When starting to learn new technologies such as React, or NextJs what type of projects should I build? A basic Hello World or a full-scale Instagram clone? This is a recurring question I get.
Overall I believe that you can get more learning value out of small projects than large or full-stack ones. At least in the beginning.
Consider the following illustration:
The colored bars signify periods of maximum learning, while the gaps represent tasks you are already familiar with. Larger projects eventually exhibit diminishing returns, where repetitive tasks become routine after a few iterations.
The first few times you use a text input and have to wire it up to maintain its state, you’re learning. But by the tenth go-around, it becomes just doing, no learning.
Just to be clear. I am referring to the speed of learning a new framework or language from scratch. There are things you can ONLY learn by working on big projects.
That isn’t to say that large projects aren’t valuable as learning tools, but I don’t believe they’re good first projects.
I think one should start small, build a few small things, then build a bigger thing, and so on. The principle is the same as the idea behind homework in school: to drill the ideas into your head by combining repetition and problem-solving.
The primary objective is to prevent overwhelm and persist in the learning process. Quitting won't lead to progress.
Don't use projects at work to learn the basics of a new technology
Avoid using work project prototypes as a means to learn the basics of a new technology. Deep down, you're aware that a "prototype" is here to stay.
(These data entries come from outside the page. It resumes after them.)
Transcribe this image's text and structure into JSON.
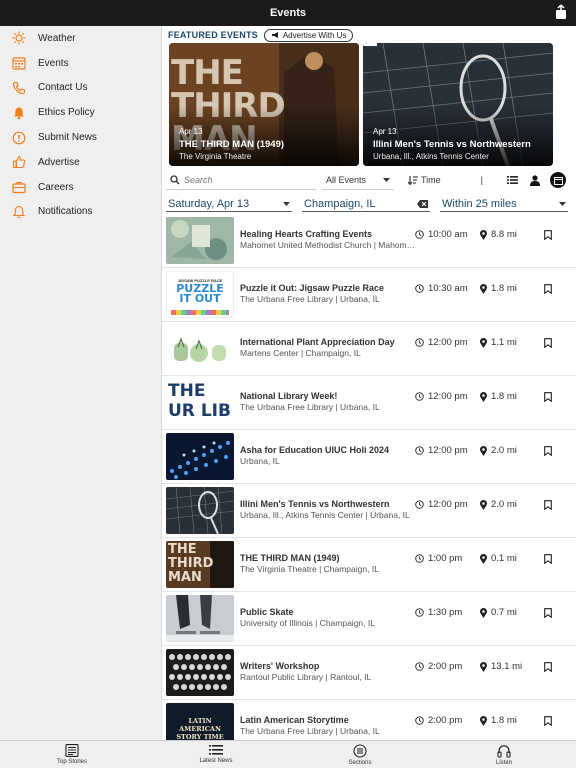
{
  "header": {
    "title": "Events"
  },
  "sidebar": {
    "items": [
      {
        "label": "Weather",
        "icon": "sun-icon"
      },
      {
        "label": "Events",
        "icon": "calendar-icon"
      },
      {
        "label": "Contact Us",
        "icon": "phone-icon"
      },
      {
        "label": "Ethics Policy",
        "icon": "bell-icon"
      },
      {
        "label": "Submit News",
        "icon": "alert-icon"
      },
      {
        "label": "Advertise",
        "icon": "thumbs-up-icon"
      },
      {
        "label": "Careers",
        "icon": "briefcase-icon"
      },
      {
        "label": "Notifications",
        "icon": "bell-outline-icon"
      }
    ]
  },
  "featured": {
    "heading": "FEATURED EVENTS",
    "advertise_label": "Advertise With Us",
    "items": [
      {
        "date": "Apr 13",
        "name": "THE THIRD MAN (1949)",
        "venue": "The Virginia Theatre",
        "poster_text": "THE THIRD MAN"
      },
      {
        "date": "Apr 13",
        "name": "Illini Men's Tennis vs Northwestern",
        "venue": "Urbana, Ill., Atkins Tennis Center"
      }
    ]
  },
  "search": {
    "placeholder": "Search",
    "category": "All Events",
    "sort_label": "Time"
  },
  "filters": {
    "date": "Saturday, Apr 13",
    "location": "Champaign, IL",
    "radius": "Within 25 miles"
  },
  "events": [
    {
      "name": "Healing Hearts Crafting Events",
      "venue": "Mahomet United Methodist Church | Mahomet, IL",
      "time": "10:00 am",
      "distance": "8.8 mi"
    },
    {
      "name": "Puzzle it Out: Jigsaw Puzzle Race",
      "venue": "The Urbana Free Library | Urbana, IL",
      "time": "10:30 am",
      "distance": "1.8 mi",
      "thumb_text": "PUZZLE IT OUT",
      "thumb_sub": "JIGSAW PUZZLE RACE"
    },
    {
      "name": "International Plant Appreciation Day",
      "venue": "Martens Center | Champaign, IL",
      "time": "12:00 pm",
      "distance": "1.1 mi"
    },
    {
      "name": "National Library Week!",
      "venue": "The Urbana Free Library | Urbana, IL",
      "time": "12:00 pm",
      "distance": "1.8 mi",
      "thumb_text": "THE UR LIB"
    },
    {
      "name": "Asha for Education UIUC Holi 2024",
      "venue": "Urbana, IL",
      "time": "12:00 pm",
      "distance": "2.0 mi"
    },
    {
      "name": "Illini Men's Tennis vs Northwestern",
      "venue": "Urbana, Ill., Atkins Tennis Center | Urbana, IL",
      "time": "12:00 pm",
      "distance": "2.0 mi"
    },
    {
      "name": "THE THIRD MAN (1949)",
      "venue": "The Virginia Theatre | Champaign, IL",
      "time": "1:00 pm",
      "distance": "0.1 mi",
      "thumb_text": "THE THIRD MAN"
    },
    {
      "name": "Public Skate",
      "venue": "University of Illinois | Champaign, IL",
      "time": "1:30 pm",
      "distance": "0.7 mi"
    },
    {
      "name": "Writers' Workshop",
      "venue": "Rantoul Public Library | Rantoul, IL",
      "time": "2:00 pm",
      "distance": "13.1 mi"
    },
    {
      "name": "Latin American Storytime",
      "venue": "The Urbana Free Library | Urbana, IL",
      "time": "2:00 pm",
      "distance": "1.8 mi",
      "thumb_text": "LATIN AMERICAN STORY TIME"
    }
  ],
  "tabs": [
    {
      "label": "Top Stories",
      "icon": "newspaper-icon"
    },
    {
      "label": "Latest News",
      "icon": "list-icon"
    },
    {
      "label": "Sections",
      "icon": "sections-icon"
    },
    {
      "label": "Listen",
      "icon": "headphones-icon"
    }
  ],
  "colors": {
    "accent": "#f07d1a",
    "title_blue": "#1d4a6e",
    "topbar": "#1a1a1a"
  }
}
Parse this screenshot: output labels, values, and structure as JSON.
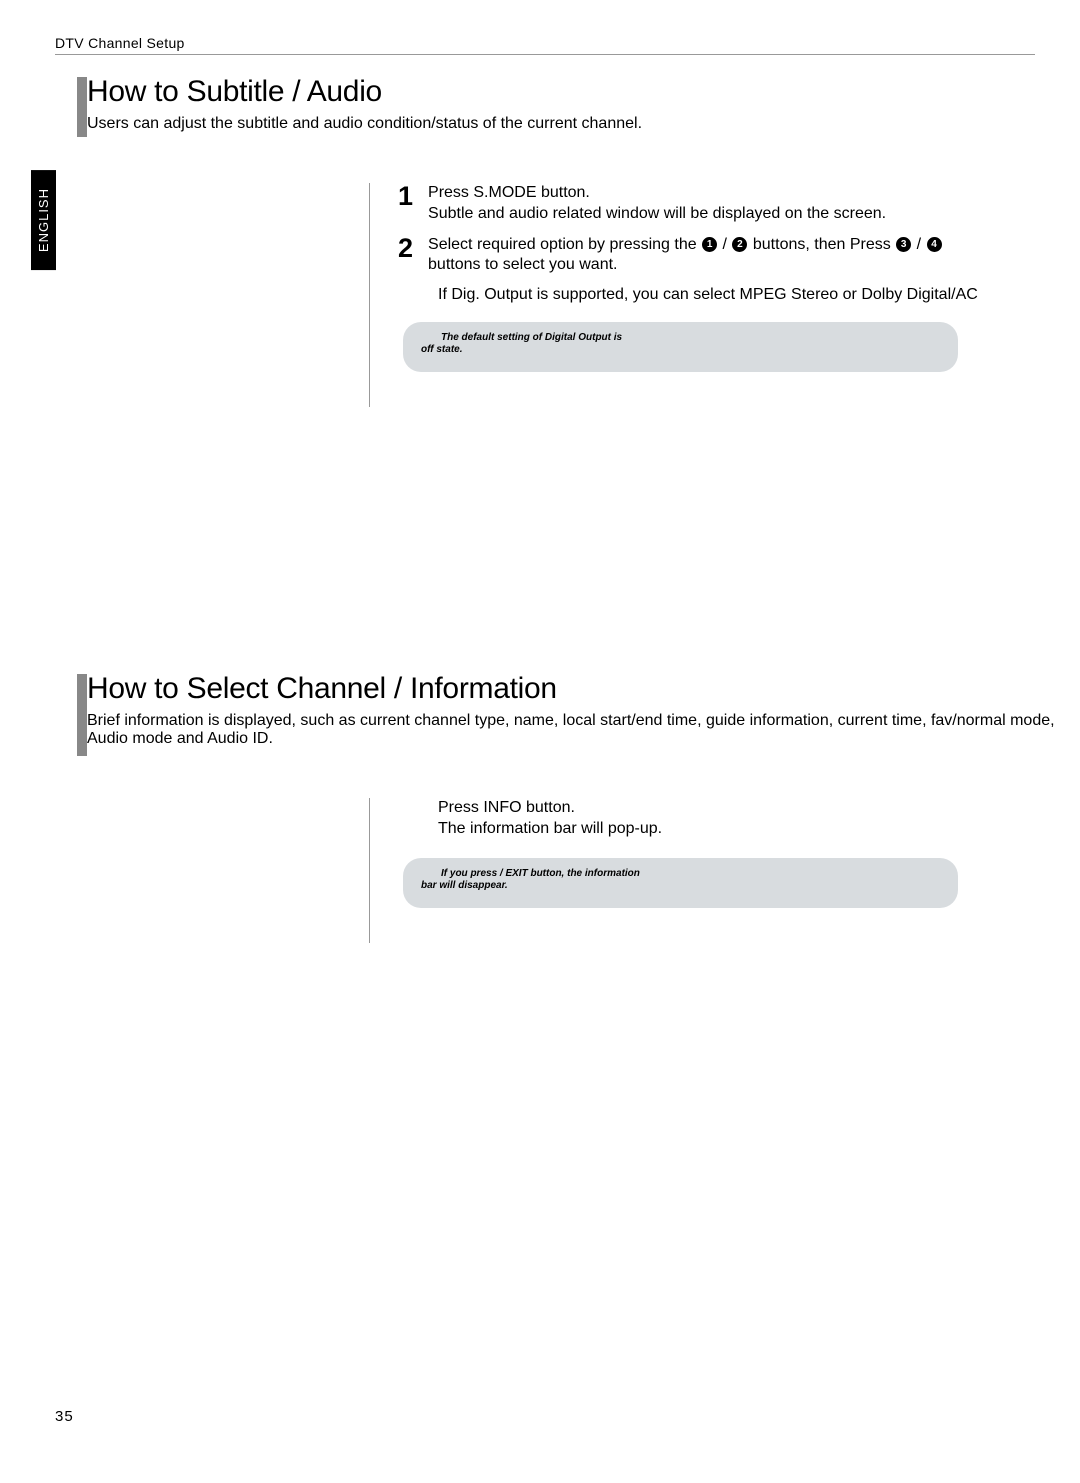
{
  "header": {
    "breadcrumb": "DTV Channel Setup",
    "language": "ENGLISH"
  },
  "section1": {
    "title": "How to Subtitle / Audio",
    "description": "Users can adjust the subtitle and audio condition/status of the current channel.",
    "steps": [
      {
        "num": "1",
        "line1_a": "Press ",
        "line1_b": "S.MODE",
        "line1_c": " button.",
        "line2": "Subtle and audio related window will be displayed on the screen."
      },
      {
        "num": "2",
        "line1_a": "Select required option by pressing the ",
        "line1_b": " / ",
        "line1_c": " buttons, then Press ",
        "line1_d": " / ",
        "line2": "buttons to select you want."
      }
    ],
    "note": "If Dig. Output is supported, you can select MPEG Stereo or Dolby Digital/AC",
    "boxLine1": "The default setting of Digital Output is",
    "boxLine2": "off state."
  },
  "section2": {
    "title": "How to Select Channel / Information",
    "description": "Brief information is displayed, such as current channel type, name, local start/end time, guide information, current time, fav/normal mode, Audio mode and Audio ID.",
    "step_line1_a": "Press ",
    "step_line1_b": "INFO",
    "step_line1_c": " button.",
    "step_line2": "The information bar will pop-up.",
    "boxLine1": "If you press     / EXIT button, the information",
    "boxLine2": "bar will disappear."
  },
  "pageNumber": "35"
}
It will live beyond the prototype phase, morph into shipping software, and never be thrown away or rewritten.
As soon as some manager sees that it works, features will start to pile on. “We’ll refactor it someday” will turn out to be a lie. The code will grow bloated and disorganized.
When you know it won’t be throwaway code, the future looms large. You start to worry… Shouldn’t it have tests? Shouldn’t I make sure the architecture will scale? Am I going to have to refactor this mess later? And shouldn’t it have tests?
That's why for learning the ropes of a new technology, it's best to steer clear of using work projects or prototypes. We should get comfortable with building small things and throw them away.
What type of projects should I use as learning playgrounds?
So, what should you build? I think the sweet spot is somewhere between “Hello World” and “entire clone of Twitter.”
Start with Hello World but, as your skills grow, low-fidelity copies of simple apps and sites like Reddit, Hacker News, and Slack make great projects.
The activity should be just beyond your current skill level. Not so hard that you get frustrated and quit, but not so easy that you can breeze right through, either.
Focus on cultivating comfort in building small, disposable projects!